Kohring, 50, convicted in November 2007 on charges that included bribery, was sentenced last year to 42 months in prison and two years of supervised release. Kohring is imprisoned at Taft Correctional Institution in Southern California.
His lawyer, John Henry Browne, a solo practitioner in Seattle, said he took a call today from Justice lawyer Kevin Gingras of the Criminal Division’s appellate section. Gingras said there was material that Browne should have had at trial. Browne said Gingras did not describe the evidence that was withheld.
The review of discovery disclosures in the Kohring and Kott cases is not complete, Gingras said in a filing today in the 9th Circuit urging the court to remand the case to the trial court. “The government files this motion, however, because the process has uncovered material that, at this stage, appears to be information that should have been, but was not, disclosed to appellant before his trial,” Gingras said.
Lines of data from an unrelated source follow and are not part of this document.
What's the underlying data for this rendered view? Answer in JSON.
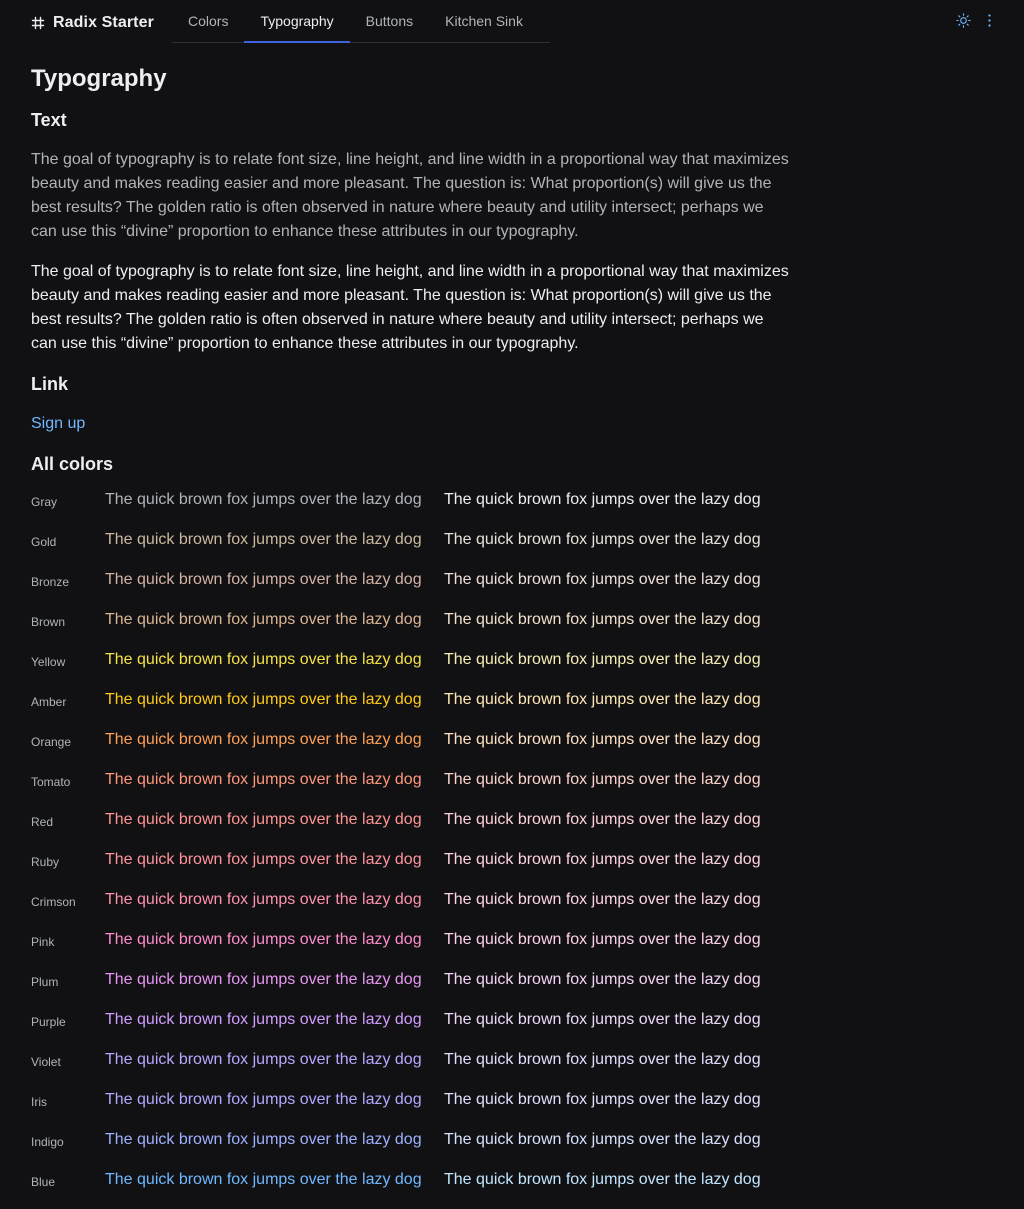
{
  "header": {
    "brand_title": "Radix Starter",
    "brand_icon": "hash-icon",
    "tabs": [
      {
        "label": "Colors",
        "active": false
      },
      {
        "label": "Typography",
        "active": true
      },
      {
        "label": "Buttons",
        "active": false
      },
      {
        "label": "Kitchen Sink",
        "active": false
      }
    ],
    "accent": "#3e63dd",
    "icons": [
      "sun-icon",
      "more-vertical-icon"
    ]
  },
  "main": {
    "page_title": "Typography",
    "text_section": {
      "heading": "Text",
      "para_muted": "The goal of typography is to relate font size, line height, and line width in a proportional way that maximizes beauty and makes reading easier and more pleasant. The question is: What proportion(s) will give us the best results? The golden ratio is often observed in nature where beauty and utility intersect; perhaps we can use this “divine” proportion to enhance these attributes in our typography.",
      "para_strong": "The goal of typography is to relate font size, line height, and line width in a proportional way that maximizes beauty and makes reading easier and more pleasant. The question is: What proportion(s) will give us the best results? The golden ratio is often observed in nature where beauty and utility intersect; perhaps we can use this “divine” proportion to enhance these attributes in our typography."
    },
    "link_section": {
      "heading": "Link",
      "link_label": "Sign up"
    },
    "colors_section": {
      "heading": "All colors",
      "sample_text": "The quick brown fox jumps over the lazy dog",
      "rows": [
        {
          "name": "Gray",
          "color_a": "#b0b4ba",
          "color_b": "#edeef0"
        },
        {
          "name": "Gold",
          "color_a": "#cbb99f",
          "color_b": "#e8e2d9"
        },
        {
          "name": "Bronze",
          "color_a": "#d4b3a5",
          "color_b": "#ede0d9"
        },
        {
          "name": "Brown",
          "color_a": "#dbb594",
          "color_b": "#f2e1ca"
        },
        {
          "name": "Yellow",
          "color_a": "#f5e147",
          "color_b": "#f6eeb4"
        },
        {
          "name": "Amber",
          "color_a": "#ffca16",
          "color_b": "#ffe7b3"
        },
        {
          "name": "Orange",
          "color_a": "#ffa057",
          "color_b": "#ffe0c2"
        },
        {
          "name": "Tomato",
          "color_a": "#ff977d",
          "color_b": "#fbd3cb"
        },
        {
          "name": "Red",
          "color_a": "#ff9592",
          "color_b": "#ffd1d9"
        },
        {
          "name": "Ruby",
          "color_a": "#ff949d",
          "color_b": "#fed2e1"
        },
        {
          "name": "Crimson",
          "color_a": "#ff92ad",
          "color_b": "#fdd3e8"
        },
        {
          "name": "Pink",
          "color_a": "#ff8dcc",
          "color_b": "#fdd1ea"
        },
        {
          "name": "Plum",
          "color_a": "#e796f3",
          "color_b": "#f4d4f4"
        },
        {
          "name": "Purple",
          "color_a": "#d19dff",
          "color_b": "#ecd9fa"
        },
        {
          "name": "Violet",
          "color_a": "#baa7ff",
          "color_b": "#e2ddfe"
        },
        {
          "name": "Iris",
          "color_a": "#b1a9ff",
          "color_b": "#e0dffe"
        },
        {
          "name": "Indigo",
          "color_a": "#9eb1ff",
          "color_b": "#d6e1ff"
        },
        {
          "name": "Blue",
          "color_a": "#70b8ff",
          "color_b": "#c2e6ff"
        }
      ]
    }
  }
}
Browne was elated at the news. “Thank God we've got judges like Judge Sullivan, thank God we've got lawyers like Brendan Sullivan, thank God we've got attorneys general like Eric Holder, otherwise this would have never come to light," Browne said. "I'm just riding on their coattails."
The other defendant, Kott, who is 59, was sentenced to 72 months in prison after a jury convicted him in September 2007 on similar charges. Kott is incarcerated at the medium-security federal prison in Sheridan, Oregon. Kott’s lawyer, James Wendt of Anchorage, was not immediately reached for comment today.
—Joe Palazzolo and Mike Scarcella